Law Lecture Theatre 1, Grosvenor Crescent, Sandy Bay CampusSummary:
The former editor of The National Times discusses new secrecy laws, whistleblowers and why intelligence is often wrong.
- Brian Toohey, Author
(Photo: Lorrie Graham)
Brian Toohey was a columnist with the Australian Financial Review who has also written for The Nikkei Asia Review, The West Australian, The Sunday Age and other publications. He was editor of The National Times and a Canberra and Washington correspondent for AFR. He is the author or co-author of five books: Oyster: The Story of the Australian Secret Intelligence Service; Tumbling Dice: The Story of Modern Economic Policy; The Book of Leaks; The Winchester Scandal; and his latest offering Secret.
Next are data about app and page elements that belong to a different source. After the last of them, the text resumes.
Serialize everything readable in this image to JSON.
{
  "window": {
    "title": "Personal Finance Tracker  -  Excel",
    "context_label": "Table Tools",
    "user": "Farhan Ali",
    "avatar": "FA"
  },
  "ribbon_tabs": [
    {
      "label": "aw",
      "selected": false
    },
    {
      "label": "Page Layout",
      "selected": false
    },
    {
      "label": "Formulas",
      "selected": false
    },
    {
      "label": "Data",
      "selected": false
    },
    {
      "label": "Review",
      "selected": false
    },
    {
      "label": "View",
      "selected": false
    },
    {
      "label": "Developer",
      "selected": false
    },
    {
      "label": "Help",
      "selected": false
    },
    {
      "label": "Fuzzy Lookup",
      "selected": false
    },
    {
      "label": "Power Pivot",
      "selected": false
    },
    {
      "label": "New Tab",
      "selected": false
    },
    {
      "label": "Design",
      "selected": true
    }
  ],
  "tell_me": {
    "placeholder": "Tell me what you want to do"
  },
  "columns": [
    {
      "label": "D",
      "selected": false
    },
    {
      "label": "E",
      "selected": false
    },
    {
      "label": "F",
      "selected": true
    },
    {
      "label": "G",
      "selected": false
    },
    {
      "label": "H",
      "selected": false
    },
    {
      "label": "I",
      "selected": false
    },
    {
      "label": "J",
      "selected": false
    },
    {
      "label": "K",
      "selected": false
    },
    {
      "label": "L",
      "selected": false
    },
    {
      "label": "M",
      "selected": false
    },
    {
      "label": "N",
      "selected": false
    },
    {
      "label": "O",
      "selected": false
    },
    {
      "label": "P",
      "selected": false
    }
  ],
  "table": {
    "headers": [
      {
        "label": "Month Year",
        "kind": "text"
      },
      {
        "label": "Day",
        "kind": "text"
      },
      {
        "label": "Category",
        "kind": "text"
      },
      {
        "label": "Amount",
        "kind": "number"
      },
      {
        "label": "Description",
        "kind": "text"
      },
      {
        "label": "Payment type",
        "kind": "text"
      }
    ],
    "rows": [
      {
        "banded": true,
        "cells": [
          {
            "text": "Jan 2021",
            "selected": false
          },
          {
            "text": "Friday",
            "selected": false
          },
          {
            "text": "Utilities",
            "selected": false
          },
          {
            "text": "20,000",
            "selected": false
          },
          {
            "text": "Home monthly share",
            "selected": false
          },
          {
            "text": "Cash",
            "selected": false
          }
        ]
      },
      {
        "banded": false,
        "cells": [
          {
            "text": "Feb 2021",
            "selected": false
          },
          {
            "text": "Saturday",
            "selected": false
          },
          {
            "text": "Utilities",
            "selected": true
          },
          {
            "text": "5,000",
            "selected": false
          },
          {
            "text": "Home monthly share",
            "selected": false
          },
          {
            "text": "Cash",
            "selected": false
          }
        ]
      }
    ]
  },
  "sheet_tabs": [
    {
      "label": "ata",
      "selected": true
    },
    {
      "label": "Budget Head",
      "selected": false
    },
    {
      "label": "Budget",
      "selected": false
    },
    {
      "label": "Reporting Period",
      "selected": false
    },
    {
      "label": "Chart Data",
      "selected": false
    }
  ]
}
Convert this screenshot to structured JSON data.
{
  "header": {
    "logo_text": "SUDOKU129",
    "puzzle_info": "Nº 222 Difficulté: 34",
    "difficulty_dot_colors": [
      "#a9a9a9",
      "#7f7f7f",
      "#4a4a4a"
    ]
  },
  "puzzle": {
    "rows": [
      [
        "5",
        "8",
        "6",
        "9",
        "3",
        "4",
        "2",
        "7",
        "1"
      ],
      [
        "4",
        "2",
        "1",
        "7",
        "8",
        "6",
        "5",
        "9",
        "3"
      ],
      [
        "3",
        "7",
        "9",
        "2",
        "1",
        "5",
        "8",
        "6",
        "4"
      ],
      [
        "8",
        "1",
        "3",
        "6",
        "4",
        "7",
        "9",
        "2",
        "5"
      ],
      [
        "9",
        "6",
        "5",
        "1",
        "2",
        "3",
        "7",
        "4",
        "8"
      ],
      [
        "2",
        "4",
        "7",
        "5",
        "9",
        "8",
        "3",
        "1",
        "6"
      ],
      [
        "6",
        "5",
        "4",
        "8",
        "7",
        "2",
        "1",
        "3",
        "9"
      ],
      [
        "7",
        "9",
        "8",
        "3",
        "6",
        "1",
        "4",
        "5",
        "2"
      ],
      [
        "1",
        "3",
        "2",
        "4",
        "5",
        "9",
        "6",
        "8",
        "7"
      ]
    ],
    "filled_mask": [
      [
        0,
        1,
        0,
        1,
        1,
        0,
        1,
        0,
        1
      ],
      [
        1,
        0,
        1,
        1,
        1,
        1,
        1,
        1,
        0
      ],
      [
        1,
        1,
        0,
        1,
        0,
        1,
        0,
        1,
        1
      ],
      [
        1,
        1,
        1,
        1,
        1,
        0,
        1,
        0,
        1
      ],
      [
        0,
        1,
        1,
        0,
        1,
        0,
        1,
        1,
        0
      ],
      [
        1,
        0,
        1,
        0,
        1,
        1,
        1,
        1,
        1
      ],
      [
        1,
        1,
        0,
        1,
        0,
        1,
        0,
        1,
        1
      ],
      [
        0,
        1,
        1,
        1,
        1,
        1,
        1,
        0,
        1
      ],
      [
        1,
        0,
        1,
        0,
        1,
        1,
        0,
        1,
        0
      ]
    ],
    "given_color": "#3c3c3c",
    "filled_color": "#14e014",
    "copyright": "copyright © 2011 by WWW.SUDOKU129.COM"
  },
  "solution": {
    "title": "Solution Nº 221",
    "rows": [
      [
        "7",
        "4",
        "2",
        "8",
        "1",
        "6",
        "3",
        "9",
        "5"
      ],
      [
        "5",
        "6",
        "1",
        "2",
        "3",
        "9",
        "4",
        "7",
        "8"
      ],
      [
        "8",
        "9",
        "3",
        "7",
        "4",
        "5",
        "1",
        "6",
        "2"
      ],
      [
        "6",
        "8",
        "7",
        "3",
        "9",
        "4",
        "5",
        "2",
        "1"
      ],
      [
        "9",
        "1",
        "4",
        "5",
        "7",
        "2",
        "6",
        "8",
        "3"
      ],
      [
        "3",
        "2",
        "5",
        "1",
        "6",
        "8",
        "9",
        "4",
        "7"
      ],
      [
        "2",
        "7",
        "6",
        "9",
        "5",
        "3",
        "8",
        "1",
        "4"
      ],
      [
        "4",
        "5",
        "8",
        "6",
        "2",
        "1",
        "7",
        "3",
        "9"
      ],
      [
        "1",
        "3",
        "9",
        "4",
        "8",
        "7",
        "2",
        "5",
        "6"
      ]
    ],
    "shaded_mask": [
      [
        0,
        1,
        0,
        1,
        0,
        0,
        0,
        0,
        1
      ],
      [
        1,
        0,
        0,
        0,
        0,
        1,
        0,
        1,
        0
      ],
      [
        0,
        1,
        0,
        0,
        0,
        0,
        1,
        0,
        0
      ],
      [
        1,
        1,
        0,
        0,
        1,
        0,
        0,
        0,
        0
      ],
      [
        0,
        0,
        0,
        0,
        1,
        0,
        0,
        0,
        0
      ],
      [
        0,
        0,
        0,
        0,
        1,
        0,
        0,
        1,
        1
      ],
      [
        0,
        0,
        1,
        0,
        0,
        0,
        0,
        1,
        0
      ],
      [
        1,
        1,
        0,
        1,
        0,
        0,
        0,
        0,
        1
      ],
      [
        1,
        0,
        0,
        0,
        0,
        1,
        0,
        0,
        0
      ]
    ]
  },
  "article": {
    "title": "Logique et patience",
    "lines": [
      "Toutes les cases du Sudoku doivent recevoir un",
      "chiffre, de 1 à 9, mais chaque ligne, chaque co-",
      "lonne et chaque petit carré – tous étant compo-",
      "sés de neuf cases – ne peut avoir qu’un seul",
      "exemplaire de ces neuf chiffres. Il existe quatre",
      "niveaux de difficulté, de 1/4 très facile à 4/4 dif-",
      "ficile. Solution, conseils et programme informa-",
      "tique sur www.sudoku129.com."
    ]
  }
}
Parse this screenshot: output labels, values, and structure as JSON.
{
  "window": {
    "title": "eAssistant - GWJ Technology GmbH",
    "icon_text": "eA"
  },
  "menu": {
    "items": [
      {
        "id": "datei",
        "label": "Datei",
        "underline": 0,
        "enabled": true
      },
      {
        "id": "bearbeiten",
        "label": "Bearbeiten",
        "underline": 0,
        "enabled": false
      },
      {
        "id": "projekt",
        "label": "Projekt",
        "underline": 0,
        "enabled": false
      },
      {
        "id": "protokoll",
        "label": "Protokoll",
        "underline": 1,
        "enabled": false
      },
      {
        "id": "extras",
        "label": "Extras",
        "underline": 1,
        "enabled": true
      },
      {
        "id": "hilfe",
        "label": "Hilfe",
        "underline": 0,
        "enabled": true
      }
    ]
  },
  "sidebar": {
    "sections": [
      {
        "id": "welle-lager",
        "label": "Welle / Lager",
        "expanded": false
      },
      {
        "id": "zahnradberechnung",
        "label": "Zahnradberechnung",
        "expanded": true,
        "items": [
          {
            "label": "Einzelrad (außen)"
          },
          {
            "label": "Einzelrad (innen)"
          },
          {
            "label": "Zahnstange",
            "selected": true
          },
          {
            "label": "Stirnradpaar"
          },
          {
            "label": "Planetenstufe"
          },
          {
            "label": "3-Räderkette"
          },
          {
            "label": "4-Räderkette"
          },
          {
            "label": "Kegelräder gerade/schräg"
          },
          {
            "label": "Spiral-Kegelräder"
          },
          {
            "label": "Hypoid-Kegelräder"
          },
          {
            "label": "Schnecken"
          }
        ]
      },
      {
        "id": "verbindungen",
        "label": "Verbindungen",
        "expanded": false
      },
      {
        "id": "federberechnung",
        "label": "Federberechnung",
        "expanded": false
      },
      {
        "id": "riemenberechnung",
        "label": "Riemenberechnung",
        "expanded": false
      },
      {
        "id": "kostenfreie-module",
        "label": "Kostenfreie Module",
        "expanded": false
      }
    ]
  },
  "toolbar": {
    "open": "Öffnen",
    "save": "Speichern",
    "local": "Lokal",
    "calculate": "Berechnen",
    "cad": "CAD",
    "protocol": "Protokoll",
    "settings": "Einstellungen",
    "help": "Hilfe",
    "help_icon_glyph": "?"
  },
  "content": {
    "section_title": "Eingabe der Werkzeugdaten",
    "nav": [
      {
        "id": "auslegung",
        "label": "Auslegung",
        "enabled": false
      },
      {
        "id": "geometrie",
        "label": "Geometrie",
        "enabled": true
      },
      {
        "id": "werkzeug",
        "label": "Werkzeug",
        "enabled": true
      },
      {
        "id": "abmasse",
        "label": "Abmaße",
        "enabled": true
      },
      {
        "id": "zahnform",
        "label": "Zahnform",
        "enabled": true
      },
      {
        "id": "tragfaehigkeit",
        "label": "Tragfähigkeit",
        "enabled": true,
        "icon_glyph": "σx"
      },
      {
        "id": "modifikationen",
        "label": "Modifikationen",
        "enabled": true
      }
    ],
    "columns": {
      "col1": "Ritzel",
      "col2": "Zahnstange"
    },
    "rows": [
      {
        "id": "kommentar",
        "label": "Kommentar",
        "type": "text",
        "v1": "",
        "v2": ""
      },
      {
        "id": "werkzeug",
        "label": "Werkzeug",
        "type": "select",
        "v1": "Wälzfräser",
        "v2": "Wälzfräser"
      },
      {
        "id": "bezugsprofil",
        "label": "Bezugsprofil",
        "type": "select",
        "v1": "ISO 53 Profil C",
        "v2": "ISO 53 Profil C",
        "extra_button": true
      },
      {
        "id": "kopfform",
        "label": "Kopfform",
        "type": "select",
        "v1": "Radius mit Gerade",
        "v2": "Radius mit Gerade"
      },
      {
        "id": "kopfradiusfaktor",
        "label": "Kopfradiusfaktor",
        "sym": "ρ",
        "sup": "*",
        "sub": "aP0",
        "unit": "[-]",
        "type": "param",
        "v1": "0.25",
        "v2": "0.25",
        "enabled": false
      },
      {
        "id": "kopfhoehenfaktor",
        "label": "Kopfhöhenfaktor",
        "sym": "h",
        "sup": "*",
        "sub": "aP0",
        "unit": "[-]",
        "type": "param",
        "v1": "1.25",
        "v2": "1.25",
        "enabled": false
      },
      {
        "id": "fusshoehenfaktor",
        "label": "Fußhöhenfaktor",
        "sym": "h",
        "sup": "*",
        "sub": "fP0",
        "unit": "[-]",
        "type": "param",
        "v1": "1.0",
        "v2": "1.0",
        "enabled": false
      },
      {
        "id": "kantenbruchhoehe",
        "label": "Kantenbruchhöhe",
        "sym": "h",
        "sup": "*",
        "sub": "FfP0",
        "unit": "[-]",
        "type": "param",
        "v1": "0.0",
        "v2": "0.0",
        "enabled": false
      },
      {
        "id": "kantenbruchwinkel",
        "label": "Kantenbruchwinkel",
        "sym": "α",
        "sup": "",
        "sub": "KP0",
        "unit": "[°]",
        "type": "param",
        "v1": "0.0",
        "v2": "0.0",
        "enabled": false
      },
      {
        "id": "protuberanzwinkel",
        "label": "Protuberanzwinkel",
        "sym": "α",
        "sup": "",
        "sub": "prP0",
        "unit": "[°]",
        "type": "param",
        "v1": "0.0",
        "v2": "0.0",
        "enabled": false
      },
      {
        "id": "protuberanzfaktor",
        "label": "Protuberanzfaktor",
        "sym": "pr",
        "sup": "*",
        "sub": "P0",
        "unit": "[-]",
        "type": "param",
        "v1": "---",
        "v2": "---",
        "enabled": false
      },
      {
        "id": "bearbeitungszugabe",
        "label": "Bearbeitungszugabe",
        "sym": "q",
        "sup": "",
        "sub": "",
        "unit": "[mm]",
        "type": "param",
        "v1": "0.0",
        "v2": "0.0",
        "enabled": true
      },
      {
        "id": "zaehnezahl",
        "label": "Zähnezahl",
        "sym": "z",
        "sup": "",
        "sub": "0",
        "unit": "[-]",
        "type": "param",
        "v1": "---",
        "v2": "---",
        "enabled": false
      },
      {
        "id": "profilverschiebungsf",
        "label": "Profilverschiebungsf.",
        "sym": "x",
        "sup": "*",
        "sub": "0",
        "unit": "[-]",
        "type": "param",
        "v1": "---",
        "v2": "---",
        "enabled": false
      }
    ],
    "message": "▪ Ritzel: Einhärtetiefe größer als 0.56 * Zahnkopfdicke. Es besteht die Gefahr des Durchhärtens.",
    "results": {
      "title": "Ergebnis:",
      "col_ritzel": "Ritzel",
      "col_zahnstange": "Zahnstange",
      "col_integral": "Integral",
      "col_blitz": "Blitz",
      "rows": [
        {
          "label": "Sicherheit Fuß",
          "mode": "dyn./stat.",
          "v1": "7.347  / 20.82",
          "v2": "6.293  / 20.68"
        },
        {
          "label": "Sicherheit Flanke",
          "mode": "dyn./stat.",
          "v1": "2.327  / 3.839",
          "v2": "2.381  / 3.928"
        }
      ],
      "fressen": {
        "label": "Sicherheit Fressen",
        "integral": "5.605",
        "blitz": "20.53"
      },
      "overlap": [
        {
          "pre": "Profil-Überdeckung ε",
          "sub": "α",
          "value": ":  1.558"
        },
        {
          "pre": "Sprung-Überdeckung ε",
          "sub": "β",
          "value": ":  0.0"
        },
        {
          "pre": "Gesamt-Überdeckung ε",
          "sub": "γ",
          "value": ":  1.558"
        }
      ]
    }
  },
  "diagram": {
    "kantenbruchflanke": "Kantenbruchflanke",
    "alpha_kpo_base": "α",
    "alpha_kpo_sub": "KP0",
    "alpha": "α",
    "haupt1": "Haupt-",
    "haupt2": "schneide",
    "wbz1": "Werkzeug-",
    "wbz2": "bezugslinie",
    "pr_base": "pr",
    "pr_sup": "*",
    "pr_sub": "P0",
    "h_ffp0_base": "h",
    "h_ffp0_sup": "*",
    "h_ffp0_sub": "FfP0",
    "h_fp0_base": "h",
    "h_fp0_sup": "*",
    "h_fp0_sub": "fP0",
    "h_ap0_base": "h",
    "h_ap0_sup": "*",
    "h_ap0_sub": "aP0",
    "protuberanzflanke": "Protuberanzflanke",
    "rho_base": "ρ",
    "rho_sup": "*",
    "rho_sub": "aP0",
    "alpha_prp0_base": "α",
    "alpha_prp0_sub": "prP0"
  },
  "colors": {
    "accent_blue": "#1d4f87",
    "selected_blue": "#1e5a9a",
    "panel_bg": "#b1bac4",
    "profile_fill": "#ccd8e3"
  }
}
Among other subjects, he has written extensively about national security policy since 1973.
Brian's talk will cover several themes, including: The bipartisan support for new laws that severely erode long-standing individual liberties and undermine the ability of whistle blowers and the media to expose abuses of power; Why intelligence is often wrong: leaked intelligence has never killed anyone in Australia but keeping intelligence secret often kills innocent people; How secrecy conceals irrational thinking and encourages abuses of power in the public and private sectors; and how the rise of China and, to a lesser extent,India and Indonesia, has rekindled ill-based fears of a threat to Australia from Asia.